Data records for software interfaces
-- Opening Marker --

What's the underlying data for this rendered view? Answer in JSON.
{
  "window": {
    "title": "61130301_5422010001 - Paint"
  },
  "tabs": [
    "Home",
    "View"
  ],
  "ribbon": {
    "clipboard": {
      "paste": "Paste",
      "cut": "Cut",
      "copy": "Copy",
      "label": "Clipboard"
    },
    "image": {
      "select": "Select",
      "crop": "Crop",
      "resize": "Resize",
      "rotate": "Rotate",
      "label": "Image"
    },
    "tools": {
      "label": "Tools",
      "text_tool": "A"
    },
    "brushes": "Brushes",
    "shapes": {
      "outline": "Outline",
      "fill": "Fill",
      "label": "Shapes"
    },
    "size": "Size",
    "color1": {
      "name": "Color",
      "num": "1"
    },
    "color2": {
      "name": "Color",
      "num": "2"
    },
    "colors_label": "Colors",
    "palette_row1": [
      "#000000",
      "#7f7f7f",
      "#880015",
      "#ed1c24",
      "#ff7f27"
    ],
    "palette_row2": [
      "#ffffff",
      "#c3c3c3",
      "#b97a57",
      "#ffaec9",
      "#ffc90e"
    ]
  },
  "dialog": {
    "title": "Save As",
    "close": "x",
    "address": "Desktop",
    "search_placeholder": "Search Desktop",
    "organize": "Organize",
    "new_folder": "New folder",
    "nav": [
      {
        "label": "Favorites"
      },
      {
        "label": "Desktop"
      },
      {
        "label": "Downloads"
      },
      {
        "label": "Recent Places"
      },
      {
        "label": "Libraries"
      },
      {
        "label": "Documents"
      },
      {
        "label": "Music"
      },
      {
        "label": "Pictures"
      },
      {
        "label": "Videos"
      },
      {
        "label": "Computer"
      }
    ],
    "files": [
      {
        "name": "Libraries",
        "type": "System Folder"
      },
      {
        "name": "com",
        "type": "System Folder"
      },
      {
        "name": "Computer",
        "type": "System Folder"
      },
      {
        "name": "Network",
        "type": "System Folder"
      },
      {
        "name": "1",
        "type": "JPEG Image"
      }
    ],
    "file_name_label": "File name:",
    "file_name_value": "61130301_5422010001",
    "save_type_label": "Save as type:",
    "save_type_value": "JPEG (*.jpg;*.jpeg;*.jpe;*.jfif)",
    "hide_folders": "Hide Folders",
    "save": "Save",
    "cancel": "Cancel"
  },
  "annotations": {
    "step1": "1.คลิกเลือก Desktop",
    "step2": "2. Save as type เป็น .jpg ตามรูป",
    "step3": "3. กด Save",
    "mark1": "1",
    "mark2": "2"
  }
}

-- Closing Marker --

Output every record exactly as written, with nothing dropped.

Task result
What's the underlying data for this rendered view? Answer in JSON.
{
  "window": {
    "title": "61130301_5422010001 - Paint"
  },
  "tabs": [
    "Home",
    "View"
  ],
  "ribbon": {
    "clipboard": {
      "paste": "Paste",
      "cut": "Cut",
      "copy": "Copy",
      "label": "Clipboard"
    },
    "image": {
      "select": "Select",
      "crop": "Crop",
      "resize": "Resize",
      "rotate": "Rotate",
      "label": "Image"
    },
    "tools": {
      "label": "Tools",
      "text_tool": "A"
    },
    "brushes": "Brushes",
    "shapes": {
      "outline": "Outline",
      "fill": "Fill",
      "label": "Shapes"
    },
    "size": "Size",
    "color1": {
      "name": "Color",
      "num": "1"
    },
    "color2": {
      "name": "Color",
      "num": "2"
    },
    "colors_label": "Colors",
    "palette_row1": [
      "#000000",
      "#7f7f7f",
      "#880015",
      "#ed1c24",
      "#ff7f27"
    ],
    "palette_row2": [
      "#ffffff",
      "#c3c3c3",
      "#b97a57",
      "#ffaec9",
      "#ffc90e"
    ]
  },
  "dialog": {
    "title": "Save As",
    "close": "x",
    "address": "Desktop",
    "search_placeholder": "Search Desktop",
    "organize": "Organize",
    "new_folder": "New folder",
    "nav": [
      {
        "label": "Favorites"
      },
      {
        "label": "Desktop"
      },
      {
        "label": "Downloads"
      },
      {
        "label": "Recent Places"
      },
      {
        "label": "Libraries"
      },
      {
        "label": "Documents"
      },
      {
        "label": "Music"
      },
      {
        "label": "Pictures"
      },
      {
        "label": "Videos"
      },
      {
        "label": "Computer"
      }
    ],
    "files": [
      {
        "name": "Libraries",
        "type": "System Folder"
      },
      {
        "name": "com",
        "type": "System Folder"
      },
      {
        "name": "Computer",
        "type": "System Folder"
      },
      {
        "name": "Network",
        "type": "System Folder"
      },
      {
        "name": "1",
        "type": "JPEG Image"
      }
    ],
    "file_name_label": "File name:",
    "file_name_value": "61130301_5422010001",
    "save_type_label": "Save as type:",
    "save_type_value": "JPEG (*.jpg;*.jpeg;*.jpe;*.jfif)",
    "hide_folders": "Hide Folders",
    "save": "Save",
    "cancel": "Cancel"
  },
  "annotations": {
    "step1": "1.คลิกเลือก Desktop",
    "step2": "2. Save as type เป็น .jpg ตามรูป",
    "step3": "3. กด Save",
    "mark1": "1",
    "mark2": "2"
  }
}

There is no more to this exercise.